Betsy Brandt, the Disability Services Coordinator at the Center for Disabilities at UW-Whitewater, provides today’s post. She has a Master of Science degree in Counseling and Student Personnel, along with a School Counseling Certificate. She has considerable experience in the field of students with disabilities, and has pertinent advice about the transition to college. Here are Betsy’s words.
As a student with a disability, going to college may require a few extra steps, but the degree is definitely worth it! Typically, students register with the disabilities services office on campus. This office may have different names, i.e. Center for Students with Disabilities, or Accessibility Center. Registering or applying for services often requires a short application, providing disability documentation, and an intake meeting where services are determined.
It is important to find out when the student should apply for services. For some universities, an application for the university can be submitted concurrently with an application for services. Other colleges may ask students to wait until the student has been accepted to the university.
Students, parents, families, and supporters and counselors should consider a number of areas when a student with a disability is planning for college. Those areas include the following.
Academics – Students need to know that studying, homework, projects, etc. in college will likely require much more time than in high school. A typical rubric is that for every hour spent in class, two to three hours of outside work will be required. Students should do whatever they can do in high school to develop strong independent studying, notetaking, and test-taking skills.
Accessibility – It is important to see if the campus is accessible for each student’s needs. This can include physical, communication or sensory accessibility (classrooms, residence halls, physical space etc.), and accessibility to resources (alternative format materials, communication, video and digital media, interpreters etc.). Is the university committed to making sure students have the same access to all university events and co-curricular opportunities? Is the university engaged in the success of students with disabilities?
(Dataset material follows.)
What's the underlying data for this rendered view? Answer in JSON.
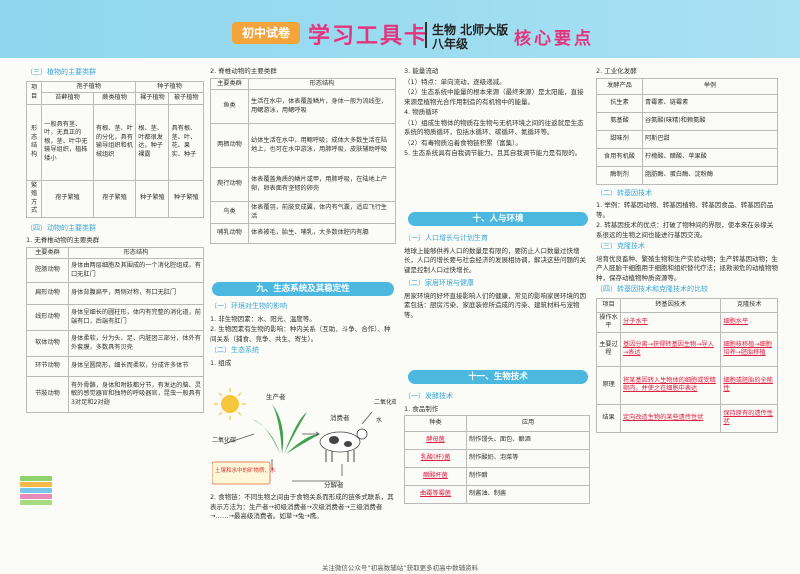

Accommodations – Be knowledgeable about the accommodations offered at the university level. Some accommodations or modifications that are available in high school are not available in college. Examples of modifications not provided at most colleges and universities include but are not limited to: modified tests, notes for every test, extended due dates for assignments, or word banks. If a student is thinking about college, it is important that they gradually refrain from using modifications that are not approved in college and shift to accommodations such as: extended testing time, alternative format print material (audio or digital books), reduced course load or only taking 4 classes at a time, use of peer notes, or use of adaptive technology.
An excellent resource is the Department of Education’s Opening Doors publication.